EXERCISE PROMPT: Give the whole listing again, exactly as written.

======

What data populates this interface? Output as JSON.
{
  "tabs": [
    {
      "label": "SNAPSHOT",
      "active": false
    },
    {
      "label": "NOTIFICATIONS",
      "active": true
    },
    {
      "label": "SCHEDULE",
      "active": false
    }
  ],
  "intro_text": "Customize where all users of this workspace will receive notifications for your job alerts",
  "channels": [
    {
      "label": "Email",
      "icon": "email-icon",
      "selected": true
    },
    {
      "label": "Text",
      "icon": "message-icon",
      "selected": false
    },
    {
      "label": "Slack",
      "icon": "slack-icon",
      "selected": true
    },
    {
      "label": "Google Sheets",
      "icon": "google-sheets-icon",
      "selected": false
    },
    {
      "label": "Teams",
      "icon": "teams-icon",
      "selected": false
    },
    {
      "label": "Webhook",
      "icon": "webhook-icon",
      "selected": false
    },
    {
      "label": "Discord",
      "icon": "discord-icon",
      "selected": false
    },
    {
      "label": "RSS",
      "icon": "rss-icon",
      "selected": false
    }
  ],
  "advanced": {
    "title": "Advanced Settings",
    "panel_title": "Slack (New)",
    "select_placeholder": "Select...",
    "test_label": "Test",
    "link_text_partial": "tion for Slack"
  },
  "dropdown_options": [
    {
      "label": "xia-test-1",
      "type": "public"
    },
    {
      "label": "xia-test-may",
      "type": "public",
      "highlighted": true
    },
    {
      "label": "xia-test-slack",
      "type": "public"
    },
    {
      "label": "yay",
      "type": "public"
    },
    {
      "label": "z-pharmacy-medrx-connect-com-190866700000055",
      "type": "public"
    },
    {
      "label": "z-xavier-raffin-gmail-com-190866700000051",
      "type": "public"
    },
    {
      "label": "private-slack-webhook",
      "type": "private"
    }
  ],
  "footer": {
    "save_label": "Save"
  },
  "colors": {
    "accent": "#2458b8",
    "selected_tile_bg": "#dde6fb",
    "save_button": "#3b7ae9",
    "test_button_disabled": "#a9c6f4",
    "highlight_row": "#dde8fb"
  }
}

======

EXERCISE ANSWER:
What data populates this interface? Output as JSON.
{
  "tabs": [
    {
      "label": "SNAPSHOT",
      "active": false
    },
    {
      "label": "NOTIFICATIONS",
      "active": true
    },
    {
      "label": "SCHEDULE",
      "active": false
    }
  ],
  "intro_text": "Customize where all users of this workspace will receive notifications for your job alerts",
  "channels": [
    {
      "label": "Email",
      "icon": "email-icon",
      "selected": true
    },
    {
      "label": "Text",
      "icon": "message-icon",
      "selected": false
    },
    {
      "label": "Slack",
      "icon": "slack-icon",
      "selected": true
    },
    {
      "label": "Google Sheets",
      "icon": "google-sheets-icon",
      "selected": false
    },
    {
      "label": "Teams",
      "icon": "teams-icon",
      "selected": false
    },
    {
      "label": "Webhook",
      "icon": "webhook-icon",
      "selected": false
    },
    {
      "label": "Discord",
      "icon": "discord-icon",
      "selected": false
    },
    {
      "label": "RSS",
      "icon": "rss-icon",
      "selected": false
    }
  ],
  "advanced": {
    "title": "Advanced Settings",
    "panel_title": "Slack (New)",
    "select_placeholder": "Select...",
    "test_label": "Test",
    "link_text_partial": "tion for Slack"
  },
  "dropdown_options": [
    {
      "label": "xia-test-1",
      "type": "public"
    },
    {
      "label": "xia-test-may",
      "type": "public",
      "highlighted": true
    },
    {
      "label": "xia-test-slack",
      "type": "public"
    },
    {
      "label": "yay",
      "type": "public"
    },
    {
      "label": "z-pharmacy-medrx-connect-com-190866700000055",
      "type": "public"
    },
    {
      "label": "z-xavier-raffin-gmail-com-190866700000051",
      "type": "public"
    },
    {
      "label": "private-slack-webhook",
      "type": "private"
    }
  ],
  "footer": {
    "save_label": "Save"
  },
  "colors": {
    "accent": "#2458b8",
    "selected_tile_bg": "#dde6fb",
    "save_button": "#3b7ae9",
    "test_button_disabled": "#a9c6f4",
    "highlight_row": "#dde8fb"
  }
}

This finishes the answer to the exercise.